== Problem requirements ==
What is needed here is every line of the records that includes "RATE".

== Entries supplied ==
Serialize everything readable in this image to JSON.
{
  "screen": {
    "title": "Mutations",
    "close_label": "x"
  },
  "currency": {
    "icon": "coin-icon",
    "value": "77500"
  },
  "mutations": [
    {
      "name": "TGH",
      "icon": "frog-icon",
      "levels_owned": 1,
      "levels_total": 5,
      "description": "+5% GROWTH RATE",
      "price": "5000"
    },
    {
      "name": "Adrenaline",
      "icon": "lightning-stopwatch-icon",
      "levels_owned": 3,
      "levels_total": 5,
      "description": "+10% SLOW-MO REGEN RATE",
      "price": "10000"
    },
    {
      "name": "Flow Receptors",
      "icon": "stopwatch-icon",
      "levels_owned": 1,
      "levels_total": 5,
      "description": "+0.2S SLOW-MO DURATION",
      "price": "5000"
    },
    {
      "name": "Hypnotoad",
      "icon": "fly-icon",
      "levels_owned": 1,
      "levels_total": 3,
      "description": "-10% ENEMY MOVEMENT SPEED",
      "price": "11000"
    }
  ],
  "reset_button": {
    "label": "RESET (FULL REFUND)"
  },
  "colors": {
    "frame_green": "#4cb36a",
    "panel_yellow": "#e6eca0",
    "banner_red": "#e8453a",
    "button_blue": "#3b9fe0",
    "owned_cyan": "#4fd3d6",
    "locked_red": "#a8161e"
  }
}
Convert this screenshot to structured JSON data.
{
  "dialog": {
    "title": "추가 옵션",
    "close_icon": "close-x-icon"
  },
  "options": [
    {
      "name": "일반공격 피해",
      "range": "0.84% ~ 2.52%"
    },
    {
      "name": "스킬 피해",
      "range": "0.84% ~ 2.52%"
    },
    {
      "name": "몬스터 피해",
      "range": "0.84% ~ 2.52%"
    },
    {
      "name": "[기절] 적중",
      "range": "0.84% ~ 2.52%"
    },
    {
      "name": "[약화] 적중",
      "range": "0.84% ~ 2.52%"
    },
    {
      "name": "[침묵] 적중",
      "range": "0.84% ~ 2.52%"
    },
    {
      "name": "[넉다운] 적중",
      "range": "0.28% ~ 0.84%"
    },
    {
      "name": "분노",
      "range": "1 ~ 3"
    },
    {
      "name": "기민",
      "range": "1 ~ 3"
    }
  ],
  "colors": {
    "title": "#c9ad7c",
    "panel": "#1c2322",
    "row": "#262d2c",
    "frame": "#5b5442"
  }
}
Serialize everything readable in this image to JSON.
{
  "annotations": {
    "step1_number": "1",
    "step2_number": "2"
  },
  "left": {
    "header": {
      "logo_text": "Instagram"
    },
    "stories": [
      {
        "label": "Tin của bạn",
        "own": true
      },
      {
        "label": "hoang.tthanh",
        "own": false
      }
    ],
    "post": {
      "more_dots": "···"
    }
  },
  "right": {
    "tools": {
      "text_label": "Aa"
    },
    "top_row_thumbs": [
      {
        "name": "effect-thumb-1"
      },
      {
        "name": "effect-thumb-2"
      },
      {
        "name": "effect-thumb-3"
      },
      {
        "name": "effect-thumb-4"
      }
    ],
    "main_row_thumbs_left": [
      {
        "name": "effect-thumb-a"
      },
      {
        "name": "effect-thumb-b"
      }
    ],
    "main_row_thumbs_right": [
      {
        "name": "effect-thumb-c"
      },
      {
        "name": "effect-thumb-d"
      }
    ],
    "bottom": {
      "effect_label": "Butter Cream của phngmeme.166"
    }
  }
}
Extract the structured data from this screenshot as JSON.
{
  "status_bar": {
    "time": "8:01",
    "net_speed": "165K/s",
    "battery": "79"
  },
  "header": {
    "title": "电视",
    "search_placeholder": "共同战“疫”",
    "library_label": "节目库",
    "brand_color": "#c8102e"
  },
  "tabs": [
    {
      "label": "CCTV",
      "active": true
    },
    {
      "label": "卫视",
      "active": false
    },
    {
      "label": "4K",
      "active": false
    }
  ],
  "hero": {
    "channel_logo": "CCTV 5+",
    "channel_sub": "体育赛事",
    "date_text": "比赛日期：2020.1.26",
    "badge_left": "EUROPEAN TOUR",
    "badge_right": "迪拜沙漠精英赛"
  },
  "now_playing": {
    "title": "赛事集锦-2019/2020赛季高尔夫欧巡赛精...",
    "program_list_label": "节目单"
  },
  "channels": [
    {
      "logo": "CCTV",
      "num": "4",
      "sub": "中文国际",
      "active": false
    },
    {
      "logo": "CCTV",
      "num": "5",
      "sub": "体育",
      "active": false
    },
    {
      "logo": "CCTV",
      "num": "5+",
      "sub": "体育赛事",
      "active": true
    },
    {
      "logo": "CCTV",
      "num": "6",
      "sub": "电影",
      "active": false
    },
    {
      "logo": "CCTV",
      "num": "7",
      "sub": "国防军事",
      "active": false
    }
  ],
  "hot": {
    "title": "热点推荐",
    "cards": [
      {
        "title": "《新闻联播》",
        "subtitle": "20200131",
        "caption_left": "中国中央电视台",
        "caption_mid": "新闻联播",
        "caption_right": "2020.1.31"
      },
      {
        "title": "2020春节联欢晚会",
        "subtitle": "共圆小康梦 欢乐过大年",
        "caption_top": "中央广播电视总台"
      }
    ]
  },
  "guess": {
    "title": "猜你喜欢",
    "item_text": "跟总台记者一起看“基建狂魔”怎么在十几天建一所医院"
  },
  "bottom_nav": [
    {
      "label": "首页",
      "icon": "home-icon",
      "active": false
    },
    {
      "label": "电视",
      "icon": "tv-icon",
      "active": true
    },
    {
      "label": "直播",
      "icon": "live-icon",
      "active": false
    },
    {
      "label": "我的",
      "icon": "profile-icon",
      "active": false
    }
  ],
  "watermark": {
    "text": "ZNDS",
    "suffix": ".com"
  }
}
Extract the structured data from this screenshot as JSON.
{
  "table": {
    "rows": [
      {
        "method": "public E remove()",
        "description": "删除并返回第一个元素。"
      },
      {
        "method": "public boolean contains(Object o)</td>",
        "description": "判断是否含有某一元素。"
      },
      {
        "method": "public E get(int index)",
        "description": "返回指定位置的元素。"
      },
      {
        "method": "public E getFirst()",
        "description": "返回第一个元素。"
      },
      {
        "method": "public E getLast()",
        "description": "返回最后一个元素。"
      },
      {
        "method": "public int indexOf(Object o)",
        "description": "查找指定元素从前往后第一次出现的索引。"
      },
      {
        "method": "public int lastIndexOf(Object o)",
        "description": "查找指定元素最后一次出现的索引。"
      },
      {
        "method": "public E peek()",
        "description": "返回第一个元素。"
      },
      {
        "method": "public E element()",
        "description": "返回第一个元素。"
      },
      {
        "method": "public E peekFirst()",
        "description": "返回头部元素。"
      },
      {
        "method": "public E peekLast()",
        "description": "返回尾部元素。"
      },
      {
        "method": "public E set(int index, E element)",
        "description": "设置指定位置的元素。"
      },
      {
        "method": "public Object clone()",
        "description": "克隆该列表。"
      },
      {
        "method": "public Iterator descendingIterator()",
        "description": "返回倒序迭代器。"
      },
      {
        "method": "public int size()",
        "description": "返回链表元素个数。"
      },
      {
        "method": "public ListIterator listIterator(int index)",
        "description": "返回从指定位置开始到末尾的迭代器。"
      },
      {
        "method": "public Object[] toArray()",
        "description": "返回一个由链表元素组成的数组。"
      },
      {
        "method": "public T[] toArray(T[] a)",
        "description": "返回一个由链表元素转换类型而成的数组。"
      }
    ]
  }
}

== Response ==
      "description": "+5% GROWTH RATE",
      "description": "+10% SLOW-MO REGEN RATE",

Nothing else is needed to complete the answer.